Intro to Bible Essay

Submitted By riley61206
Words: 644
Pages: 3
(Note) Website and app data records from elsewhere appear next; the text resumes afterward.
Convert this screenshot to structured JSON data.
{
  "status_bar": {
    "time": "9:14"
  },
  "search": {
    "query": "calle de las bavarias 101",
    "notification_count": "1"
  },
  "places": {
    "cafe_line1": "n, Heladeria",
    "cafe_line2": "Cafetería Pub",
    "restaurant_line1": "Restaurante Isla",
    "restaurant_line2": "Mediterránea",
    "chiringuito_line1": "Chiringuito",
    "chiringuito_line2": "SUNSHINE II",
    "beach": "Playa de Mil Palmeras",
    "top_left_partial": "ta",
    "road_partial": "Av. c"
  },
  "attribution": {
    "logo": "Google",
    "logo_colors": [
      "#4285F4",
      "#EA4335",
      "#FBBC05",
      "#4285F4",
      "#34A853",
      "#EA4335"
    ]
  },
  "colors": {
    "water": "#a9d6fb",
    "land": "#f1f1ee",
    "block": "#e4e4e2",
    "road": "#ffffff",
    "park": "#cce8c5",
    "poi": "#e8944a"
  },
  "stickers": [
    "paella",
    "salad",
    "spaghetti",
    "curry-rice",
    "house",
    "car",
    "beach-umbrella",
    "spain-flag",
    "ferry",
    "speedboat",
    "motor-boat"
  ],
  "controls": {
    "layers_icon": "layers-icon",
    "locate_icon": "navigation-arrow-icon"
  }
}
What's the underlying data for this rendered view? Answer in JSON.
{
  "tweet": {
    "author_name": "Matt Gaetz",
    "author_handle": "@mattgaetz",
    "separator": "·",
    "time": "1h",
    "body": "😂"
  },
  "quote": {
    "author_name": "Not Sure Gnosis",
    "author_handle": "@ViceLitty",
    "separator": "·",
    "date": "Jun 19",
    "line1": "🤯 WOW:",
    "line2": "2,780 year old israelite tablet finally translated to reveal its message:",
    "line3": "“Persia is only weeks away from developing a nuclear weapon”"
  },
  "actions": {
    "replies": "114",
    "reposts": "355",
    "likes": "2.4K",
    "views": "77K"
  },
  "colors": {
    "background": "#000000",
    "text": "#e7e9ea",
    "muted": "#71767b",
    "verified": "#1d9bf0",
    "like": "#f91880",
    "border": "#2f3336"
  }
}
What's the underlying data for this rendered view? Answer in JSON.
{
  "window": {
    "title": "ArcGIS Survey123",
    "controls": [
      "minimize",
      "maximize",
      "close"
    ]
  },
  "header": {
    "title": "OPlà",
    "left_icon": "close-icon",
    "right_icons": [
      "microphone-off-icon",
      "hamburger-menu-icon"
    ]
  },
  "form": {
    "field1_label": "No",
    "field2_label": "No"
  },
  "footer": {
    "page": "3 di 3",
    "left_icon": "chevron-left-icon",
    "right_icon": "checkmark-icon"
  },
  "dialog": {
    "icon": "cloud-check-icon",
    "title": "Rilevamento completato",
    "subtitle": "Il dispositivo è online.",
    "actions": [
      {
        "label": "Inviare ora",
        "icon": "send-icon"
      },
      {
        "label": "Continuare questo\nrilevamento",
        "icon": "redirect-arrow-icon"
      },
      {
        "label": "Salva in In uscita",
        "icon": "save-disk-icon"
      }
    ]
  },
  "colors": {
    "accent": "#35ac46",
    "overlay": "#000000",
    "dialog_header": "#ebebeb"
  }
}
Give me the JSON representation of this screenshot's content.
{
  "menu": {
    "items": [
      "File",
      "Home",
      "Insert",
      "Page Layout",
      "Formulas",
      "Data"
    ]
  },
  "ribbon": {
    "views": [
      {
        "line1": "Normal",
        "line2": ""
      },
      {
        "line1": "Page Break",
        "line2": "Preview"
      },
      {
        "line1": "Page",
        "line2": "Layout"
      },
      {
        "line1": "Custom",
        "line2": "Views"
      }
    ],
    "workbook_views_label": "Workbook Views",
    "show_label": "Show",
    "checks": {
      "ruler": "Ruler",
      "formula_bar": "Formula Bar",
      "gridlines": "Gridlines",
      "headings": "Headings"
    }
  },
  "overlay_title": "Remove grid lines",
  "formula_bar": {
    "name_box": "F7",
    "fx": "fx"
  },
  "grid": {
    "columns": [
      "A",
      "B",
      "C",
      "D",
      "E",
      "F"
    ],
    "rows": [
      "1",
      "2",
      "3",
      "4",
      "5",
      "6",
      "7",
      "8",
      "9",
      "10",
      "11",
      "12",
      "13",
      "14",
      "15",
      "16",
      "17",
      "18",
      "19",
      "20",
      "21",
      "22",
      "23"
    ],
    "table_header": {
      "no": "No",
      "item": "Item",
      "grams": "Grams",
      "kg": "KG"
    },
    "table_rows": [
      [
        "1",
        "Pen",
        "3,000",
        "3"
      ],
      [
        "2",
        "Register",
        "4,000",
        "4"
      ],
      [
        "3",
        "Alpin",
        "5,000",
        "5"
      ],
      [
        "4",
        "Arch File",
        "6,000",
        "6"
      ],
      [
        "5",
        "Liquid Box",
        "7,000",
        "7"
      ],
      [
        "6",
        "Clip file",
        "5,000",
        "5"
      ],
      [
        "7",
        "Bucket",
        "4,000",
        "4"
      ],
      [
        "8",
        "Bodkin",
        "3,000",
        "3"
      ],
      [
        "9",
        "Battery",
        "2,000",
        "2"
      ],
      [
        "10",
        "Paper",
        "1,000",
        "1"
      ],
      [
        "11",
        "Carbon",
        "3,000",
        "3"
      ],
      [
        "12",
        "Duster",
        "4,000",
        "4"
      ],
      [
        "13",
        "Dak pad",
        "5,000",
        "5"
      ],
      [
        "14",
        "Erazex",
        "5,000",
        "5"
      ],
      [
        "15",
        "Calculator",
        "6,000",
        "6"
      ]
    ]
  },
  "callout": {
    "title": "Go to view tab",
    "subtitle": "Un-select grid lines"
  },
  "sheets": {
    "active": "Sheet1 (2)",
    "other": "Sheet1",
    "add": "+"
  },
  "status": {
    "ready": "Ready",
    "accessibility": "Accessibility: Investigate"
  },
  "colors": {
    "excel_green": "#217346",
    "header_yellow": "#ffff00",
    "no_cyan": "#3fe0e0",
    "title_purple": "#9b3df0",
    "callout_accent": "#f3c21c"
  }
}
Bible in Current Perspective - Reflection The Bible teaches us that in all existence, from all eternity, there has been and always will be only one God. God was never created, is completely loving, completely just, completely holy, completely merciful, and that He desires the best for us. God is holy and He can have nothing to do with sin as the Bible says, "His eyes are too pure to look upon evil," (Hab. 1:13). This does not mean that God cannot see what someone does that is wrong. It is a way of describing how holy God is. God cannot sin. He is perfect. The Bible starts at Creation and progresses through the history of the beginning Jewish nation and God's revelation of himself to them through the prophets and the first covenant between God and humans in that God would promise to look after and love his people. Ultimately the Bible completes God's revelation through the second covenant - the second agreement between God and us - in the form of Jesus - the ultimate manifestation of God's love. Finally, the Bible finishes with the end of the world when Jesus returns as judge. Dictionaries and researchers define the word, "canon," as a body of books accepted as authoritative by some religious body. Thus there is no problem of the canon; most modern Protestants, and Protestant churches historically accept exactly sixty-six books, thirty-nine books from Hebrew, which they call the Old Testament, and twenty-seven books written in Greek, which they call the New Testament. Protestants use and accept these books; therefore, there are sixty-six books in the Protestant canon. As long as the living voice of prophets and apostles was to be heard, there wasn’t a pressing need of a canon of Scripture. Under the inspiration of God they knew what was inspired, and what was not. But as soon as these men were dead--and with them inspiration ceased--it became necessary that their writings be gathered together to know what their messages to the churches were, and to preserve those writings from corruption. Aporcypha means "hidden." These books were written primarily in the time period between the Old and New Testaments (B.C. 420-27). The Apocrypha contains fourteen books. The set of books are not considered authoritative, or divinely inspired, in Judaism and Protestant Christian churches, and therefore, not accepted into the canon of Scripture. A large portion of the Apocrypha was officially recognized by the Roman Catholic Church as part of the